Data items:
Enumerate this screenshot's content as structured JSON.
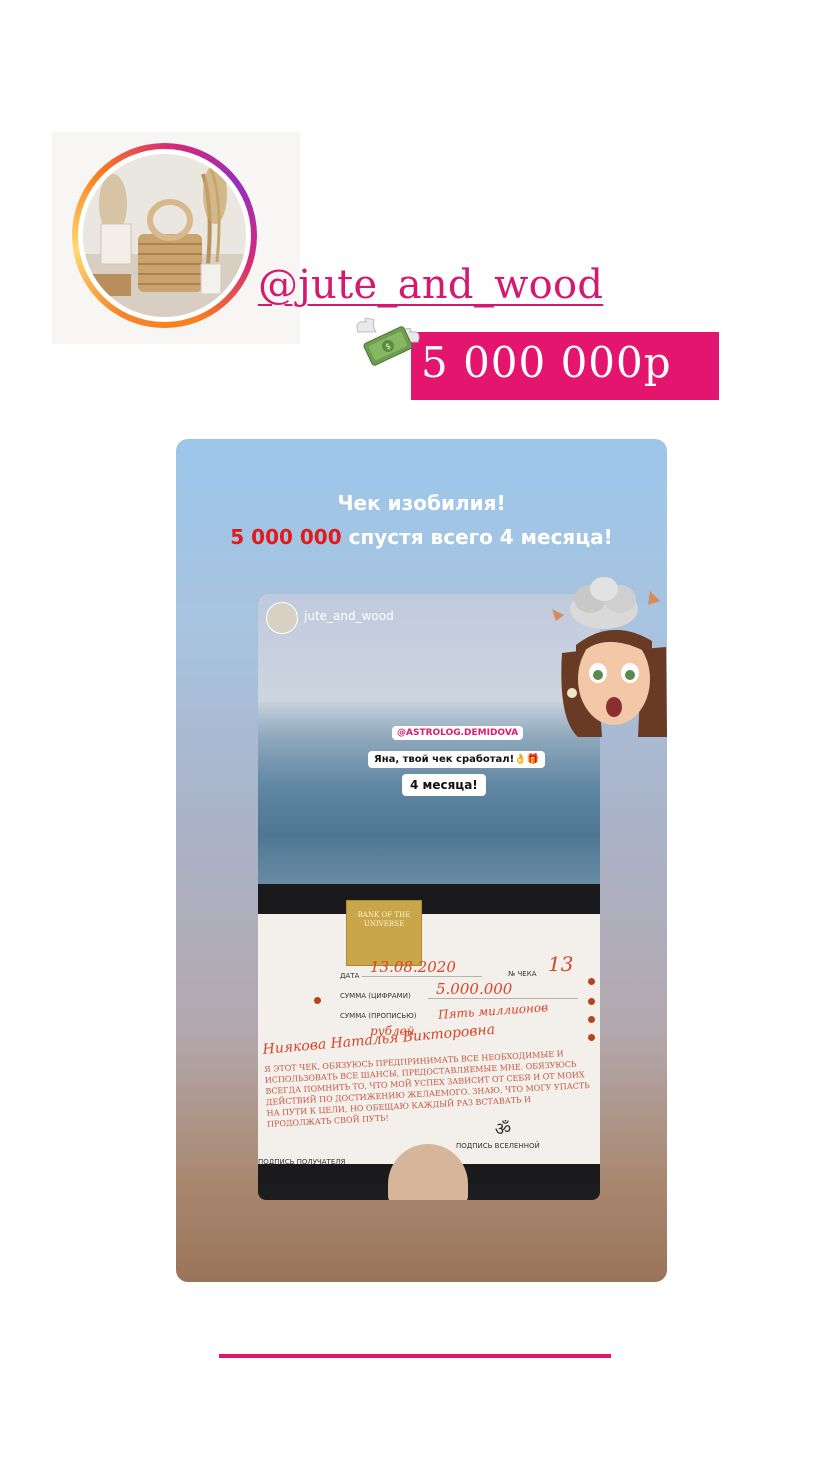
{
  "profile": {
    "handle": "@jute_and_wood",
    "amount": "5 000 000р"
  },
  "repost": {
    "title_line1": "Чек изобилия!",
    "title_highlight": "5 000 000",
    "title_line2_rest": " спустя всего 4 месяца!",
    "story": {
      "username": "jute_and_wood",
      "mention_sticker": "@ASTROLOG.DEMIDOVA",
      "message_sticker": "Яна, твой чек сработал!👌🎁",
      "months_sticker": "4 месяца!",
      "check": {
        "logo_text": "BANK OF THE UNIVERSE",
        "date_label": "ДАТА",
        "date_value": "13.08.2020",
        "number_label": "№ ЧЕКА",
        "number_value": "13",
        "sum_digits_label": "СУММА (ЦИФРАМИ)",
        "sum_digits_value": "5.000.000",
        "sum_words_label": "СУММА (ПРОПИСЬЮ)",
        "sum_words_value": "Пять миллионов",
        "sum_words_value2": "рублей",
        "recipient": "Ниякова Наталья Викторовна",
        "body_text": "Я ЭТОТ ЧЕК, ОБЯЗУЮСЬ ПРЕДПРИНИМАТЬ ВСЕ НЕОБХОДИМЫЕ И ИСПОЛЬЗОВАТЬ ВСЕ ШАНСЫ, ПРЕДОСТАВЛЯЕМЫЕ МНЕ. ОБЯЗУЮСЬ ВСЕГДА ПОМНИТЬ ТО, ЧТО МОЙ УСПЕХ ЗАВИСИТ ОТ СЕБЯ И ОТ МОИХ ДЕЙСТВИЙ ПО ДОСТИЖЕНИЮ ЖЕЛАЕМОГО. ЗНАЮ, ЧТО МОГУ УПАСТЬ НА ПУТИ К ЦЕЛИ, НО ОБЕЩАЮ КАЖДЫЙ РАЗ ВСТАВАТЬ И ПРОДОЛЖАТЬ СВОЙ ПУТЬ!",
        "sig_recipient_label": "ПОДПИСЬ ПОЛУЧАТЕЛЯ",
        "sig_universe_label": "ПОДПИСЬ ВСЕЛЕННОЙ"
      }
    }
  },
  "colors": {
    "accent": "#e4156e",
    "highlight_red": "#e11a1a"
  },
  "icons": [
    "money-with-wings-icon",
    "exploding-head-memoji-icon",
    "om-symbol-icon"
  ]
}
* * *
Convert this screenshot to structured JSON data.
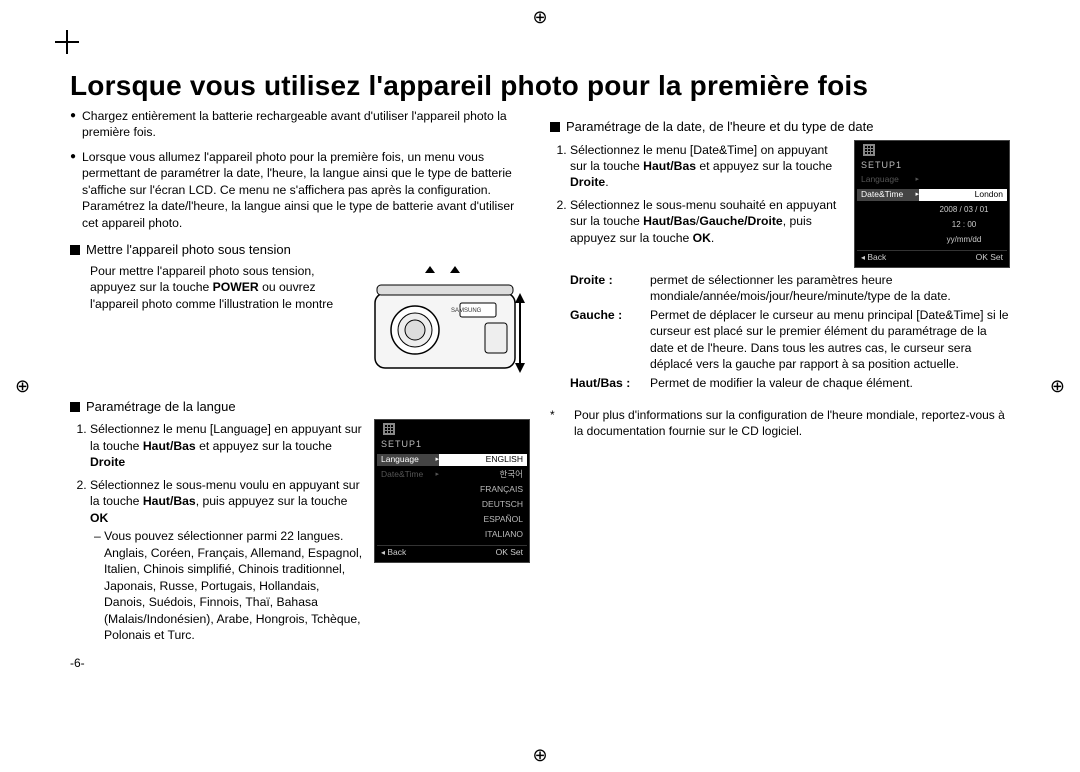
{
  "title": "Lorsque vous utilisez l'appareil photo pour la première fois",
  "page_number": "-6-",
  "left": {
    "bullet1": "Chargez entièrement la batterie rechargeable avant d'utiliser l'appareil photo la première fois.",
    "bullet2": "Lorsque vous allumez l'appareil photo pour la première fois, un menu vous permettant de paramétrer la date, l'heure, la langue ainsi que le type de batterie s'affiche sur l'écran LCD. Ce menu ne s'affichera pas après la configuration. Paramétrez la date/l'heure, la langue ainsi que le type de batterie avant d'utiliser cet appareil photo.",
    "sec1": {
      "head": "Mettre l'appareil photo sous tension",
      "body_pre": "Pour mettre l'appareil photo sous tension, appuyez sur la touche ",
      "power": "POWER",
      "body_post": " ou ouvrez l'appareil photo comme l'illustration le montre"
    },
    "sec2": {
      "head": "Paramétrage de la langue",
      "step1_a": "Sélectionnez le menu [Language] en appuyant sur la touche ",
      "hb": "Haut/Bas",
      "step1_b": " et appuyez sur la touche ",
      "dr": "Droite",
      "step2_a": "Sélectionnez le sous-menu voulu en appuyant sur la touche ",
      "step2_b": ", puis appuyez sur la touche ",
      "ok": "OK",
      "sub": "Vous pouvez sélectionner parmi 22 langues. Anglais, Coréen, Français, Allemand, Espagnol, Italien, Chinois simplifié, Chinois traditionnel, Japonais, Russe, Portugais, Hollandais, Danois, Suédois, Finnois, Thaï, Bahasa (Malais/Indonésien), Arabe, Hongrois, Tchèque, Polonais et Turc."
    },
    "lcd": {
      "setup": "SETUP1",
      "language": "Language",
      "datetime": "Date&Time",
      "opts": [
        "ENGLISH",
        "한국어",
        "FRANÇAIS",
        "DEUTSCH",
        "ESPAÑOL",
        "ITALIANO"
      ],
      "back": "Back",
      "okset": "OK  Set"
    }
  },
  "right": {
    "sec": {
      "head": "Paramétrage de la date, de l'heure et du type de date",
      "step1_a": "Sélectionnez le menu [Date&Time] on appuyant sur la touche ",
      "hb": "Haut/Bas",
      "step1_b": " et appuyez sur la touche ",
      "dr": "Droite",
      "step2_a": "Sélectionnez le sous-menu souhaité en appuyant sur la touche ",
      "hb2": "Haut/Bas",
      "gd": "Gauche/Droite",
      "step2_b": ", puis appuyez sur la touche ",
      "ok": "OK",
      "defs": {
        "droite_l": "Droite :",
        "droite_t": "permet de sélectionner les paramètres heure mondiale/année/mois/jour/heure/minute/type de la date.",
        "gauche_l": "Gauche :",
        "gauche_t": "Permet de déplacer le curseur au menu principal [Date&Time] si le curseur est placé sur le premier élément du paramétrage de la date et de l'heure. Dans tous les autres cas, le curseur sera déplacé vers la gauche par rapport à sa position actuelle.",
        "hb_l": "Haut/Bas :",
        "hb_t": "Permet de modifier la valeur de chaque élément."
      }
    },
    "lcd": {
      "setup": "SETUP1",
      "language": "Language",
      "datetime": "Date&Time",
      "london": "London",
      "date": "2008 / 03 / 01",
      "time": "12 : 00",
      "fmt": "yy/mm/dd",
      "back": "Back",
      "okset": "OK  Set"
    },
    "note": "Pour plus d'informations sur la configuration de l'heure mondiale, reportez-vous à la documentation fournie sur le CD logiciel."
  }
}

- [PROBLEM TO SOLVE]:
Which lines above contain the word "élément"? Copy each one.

- [WRITTEN ANSWER]:
        "gauche_t": "Permet de déplacer le curseur au menu principal [Date&Time] si le curseur est placé sur le premier élément du paramétrage de la date et de l'heure. Dans tous les autres cas, le curseur sera déplacé vers la gauche par rapport à sa position actuelle.",
        "hb_t": "Permet de modifier la valeur de chaque élément."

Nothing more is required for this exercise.